**Task objective**
The output must match the entries below exactly.

**Excerpted records**
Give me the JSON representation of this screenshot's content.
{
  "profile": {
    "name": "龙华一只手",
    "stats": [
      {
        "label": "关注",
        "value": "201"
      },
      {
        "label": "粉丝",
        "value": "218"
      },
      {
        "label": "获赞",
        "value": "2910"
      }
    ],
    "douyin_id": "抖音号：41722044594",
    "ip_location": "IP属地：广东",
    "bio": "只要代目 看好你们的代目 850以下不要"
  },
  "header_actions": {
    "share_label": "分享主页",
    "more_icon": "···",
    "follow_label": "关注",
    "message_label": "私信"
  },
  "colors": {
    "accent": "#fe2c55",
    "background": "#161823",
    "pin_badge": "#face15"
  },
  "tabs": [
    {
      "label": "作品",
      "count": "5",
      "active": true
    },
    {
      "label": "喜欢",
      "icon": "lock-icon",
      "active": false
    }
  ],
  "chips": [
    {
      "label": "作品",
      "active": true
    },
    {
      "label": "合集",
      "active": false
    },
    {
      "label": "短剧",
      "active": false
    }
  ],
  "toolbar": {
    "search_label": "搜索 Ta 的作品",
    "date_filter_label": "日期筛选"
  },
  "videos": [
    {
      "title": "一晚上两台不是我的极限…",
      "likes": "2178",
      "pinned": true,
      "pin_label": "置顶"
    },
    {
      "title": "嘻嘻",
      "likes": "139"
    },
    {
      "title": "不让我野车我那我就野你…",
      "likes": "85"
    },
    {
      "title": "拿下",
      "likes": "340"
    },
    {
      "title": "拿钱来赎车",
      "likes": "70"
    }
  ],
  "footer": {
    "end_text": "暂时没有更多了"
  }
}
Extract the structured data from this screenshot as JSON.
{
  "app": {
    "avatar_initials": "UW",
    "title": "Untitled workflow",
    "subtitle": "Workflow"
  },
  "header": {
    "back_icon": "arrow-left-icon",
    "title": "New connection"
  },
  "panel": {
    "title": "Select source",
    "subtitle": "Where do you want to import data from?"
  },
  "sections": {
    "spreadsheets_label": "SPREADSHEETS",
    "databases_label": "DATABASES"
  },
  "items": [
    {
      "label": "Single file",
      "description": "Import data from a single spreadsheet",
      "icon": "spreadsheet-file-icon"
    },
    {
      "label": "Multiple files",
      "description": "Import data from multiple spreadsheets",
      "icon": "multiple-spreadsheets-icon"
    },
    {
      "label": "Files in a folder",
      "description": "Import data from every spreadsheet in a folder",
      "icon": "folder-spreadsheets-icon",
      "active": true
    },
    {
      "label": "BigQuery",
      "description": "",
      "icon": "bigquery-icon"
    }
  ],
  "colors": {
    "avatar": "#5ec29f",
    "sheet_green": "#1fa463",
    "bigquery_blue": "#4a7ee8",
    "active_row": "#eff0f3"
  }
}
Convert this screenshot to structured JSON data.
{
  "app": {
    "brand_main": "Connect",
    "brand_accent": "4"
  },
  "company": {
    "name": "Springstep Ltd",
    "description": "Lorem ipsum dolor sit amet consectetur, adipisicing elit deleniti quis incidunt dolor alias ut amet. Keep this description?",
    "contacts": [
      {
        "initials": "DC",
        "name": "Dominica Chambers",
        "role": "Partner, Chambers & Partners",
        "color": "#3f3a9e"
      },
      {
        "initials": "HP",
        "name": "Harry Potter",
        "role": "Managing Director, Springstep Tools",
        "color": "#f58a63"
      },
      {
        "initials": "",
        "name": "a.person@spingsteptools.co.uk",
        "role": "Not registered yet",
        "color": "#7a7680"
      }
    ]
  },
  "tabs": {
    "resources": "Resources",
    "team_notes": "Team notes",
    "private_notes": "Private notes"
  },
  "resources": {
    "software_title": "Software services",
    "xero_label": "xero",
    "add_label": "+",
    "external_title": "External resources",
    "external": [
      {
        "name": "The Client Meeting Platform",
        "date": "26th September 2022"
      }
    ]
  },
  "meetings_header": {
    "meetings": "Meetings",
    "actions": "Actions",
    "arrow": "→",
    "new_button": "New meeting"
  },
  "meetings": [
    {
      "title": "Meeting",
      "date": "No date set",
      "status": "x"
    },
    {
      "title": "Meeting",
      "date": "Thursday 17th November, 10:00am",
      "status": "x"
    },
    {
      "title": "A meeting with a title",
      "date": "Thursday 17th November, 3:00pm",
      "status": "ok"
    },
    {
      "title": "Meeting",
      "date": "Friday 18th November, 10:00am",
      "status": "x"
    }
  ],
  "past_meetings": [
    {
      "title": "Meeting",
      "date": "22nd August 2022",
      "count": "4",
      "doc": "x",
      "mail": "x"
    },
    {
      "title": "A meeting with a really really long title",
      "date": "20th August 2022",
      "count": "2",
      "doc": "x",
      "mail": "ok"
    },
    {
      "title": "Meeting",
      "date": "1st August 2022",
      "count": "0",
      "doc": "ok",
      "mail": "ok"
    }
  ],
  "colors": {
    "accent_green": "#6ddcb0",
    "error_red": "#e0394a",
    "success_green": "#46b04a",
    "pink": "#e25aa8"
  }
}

**Response to this exercise**
Give me the JSON representation of this screenshot's content.
{
  "profile": {
    "name": "龙华一只手",
    "stats": [
      {
        "label": "关注",
        "value": "201"
      },
      {
        "label": "粉丝",
        "value": "218"
      },
      {
        "label": "获赞",
        "value": "2910"
      }
    ],
    "douyin_id": "抖音号：41722044594",
    "ip_location": "IP属地：广东",
    "bio": "只要代目 看好你们的代目 850以下不要"
  },
  "header_actions": {
    "share_label": "分享主页",
    "more_icon": "···",
    "follow_label": "关注",
    "message_label": "私信"
  },
  "colors": {
    "accent": "#fe2c55",
    "background": "#161823",
    "pin_badge": "#face15"
  },
  "tabs": [
    {
      "label": "作品",
      "count": "5",
      "active": true
    },
    {
      "label": "喜欢",
      "icon": "lock-icon",
      "active": false
    }
  ],
  "chips": [
    {
      "label": "作品",
      "active": true
    },
    {
      "label": "合集",
      "active": false
    },
    {
      "label": "短剧",
      "active": false
    }
  ],
  "toolbar": {
    "search_label": "搜索 Ta 的作品",
    "date_filter_label": "日期筛选"
  },
  "videos": [
    {
      "title": "一晚上两台不是我的极限…",
      "likes": "2178",
      "pinned": true,
      "pin_label": "置顶"
    },
    {
      "title": "嘻嘻",
      "likes": "139"
    },
    {
      "title": "不让我野车我那我就野你…",
      "likes": "85"
    },
    {
      "title": "拿下",
      "likes": "340"
    },
    {
      "title": "拿钱来赎车",
      "likes": "70"
    }
  ],
  "footer": {
    "end_text": "暂时没有更多了"
  }
}
Extract the structured data from this screenshot as JSON.
{
  "app": {
    "avatar_initials": "UW",
    "title": "Untitled workflow",
    "subtitle": "Workflow"
  },
  "header": {
    "back_icon": "arrow-left-icon",
    "title": "New connection"
  },
  "panel": {
    "title": "Select source",
    "subtitle": "Where do you want to import data from?"
  },
  "sections": {
    "spreadsheets_label": "SPREADSHEETS",
    "databases_label": "DATABASES"
  },
  "items": [
    {
      "label": "Single file",
      "description": "Import data from a single spreadsheet",
      "icon": "spreadsheet-file-icon"
    },
    {
      "label": "Multiple files",
      "description": "Import data from multiple spreadsheets",
      "icon": "multiple-spreadsheets-icon"
    },
    {
      "label": "Files in a folder",
      "description": "Import data from every spreadsheet in a folder",
      "icon": "folder-spreadsheets-icon",
      "active": true
    },
    {
      "label": "BigQuery",
      "description": "",
      "icon": "bigquery-icon"
    }
  ],
  "colors": {
    "avatar": "#5ec29f",
    "sheet_green": "#1fa463",
    "bigquery_blue": "#4a7ee8",
    "active_row": "#eff0f3"
  }
}
Convert this screenshot to structured JSON data.
{
  "app": {
    "brand_main": "Connect",
    "brand_accent": "4"
  },
  "company": {
    "name": "Springstep Ltd",
    "description": "Lorem ipsum dolor sit amet consectetur, adipisicing elit deleniti quis incidunt dolor alias ut amet. Keep this description?",
    "contacts": [
      {
        "initials": "DC",
        "name": "Dominica Chambers",
        "role": "Partner, Chambers & Partners",
        "color": "#3f3a9e"
      },
      {
        "initials": "HP",
        "name": "Harry Potter",
        "role": "Managing Director, Springstep Tools",
        "color": "#f58a63"
      },
      {
        "initials": "",
        "name": "a.person@spingsteptools.co.uk",
        "role": "Not registered yet",
        "color": "#7a7680"
      }
    ]
  },
  "tabs": {
    "resources": "Resources",
    "team_notes": "Team notes",
    "private_notes": "Private notes"
  },
  "resources": {
    "software_title": "Software services",
    "xero_label": "xero",
    "add_label": "+",
    "external_title": "External resources",
    "external": [
      {
        "name": "The Client Meeting Platform",
        "date": "26th September 2022"
      }
    ]
  },
  "meetings_header": {
    "meetings": "Meetings",
    "actions": "Actions",
    "arrow": "→",
    "new_button": "New meeting"
  },
  "meetings": [
    {
      "title": "Meeting",
      "date": "No date set",
      "status": "x"
    },
    {
      "title": "Meeting",
      "date": "Thursday 17th November, 10:00am",
      "status": "x"
    },
    {
      "title": "A meeting with a title",
      "date": "Thursday 17th November, 3:00pm",
      "status": "ok"
    },
    {
      "title": "Meeting",
      "date": "Friday 18th November, 10:00am",
      "status": "x"
    }
  ],
  "past_meetings": [
    {
      "title": "Meeting",
      "date": "22nd August 2022",
      "count": "4",
      "doc": "x",
      "mail": "x"
    },
    {
      "title": "A meeting with a really really long title",
      "date": "20th August 2022",
      "count": "2",
      "doc": "x",
      "mail": "ok"
    },
    {
      "title": "Meeting",
      "date": "1st August 2022",
      "count": "0",
      "doc": "ok",
      "mail": "ok"
    }
  ],
  "colors": {
    "accent_green": "#6ddcb0",
    "error_red": "#e0394a",
    "success_green": "#46b04a",
    "pink": "#e25aa8"
  }
}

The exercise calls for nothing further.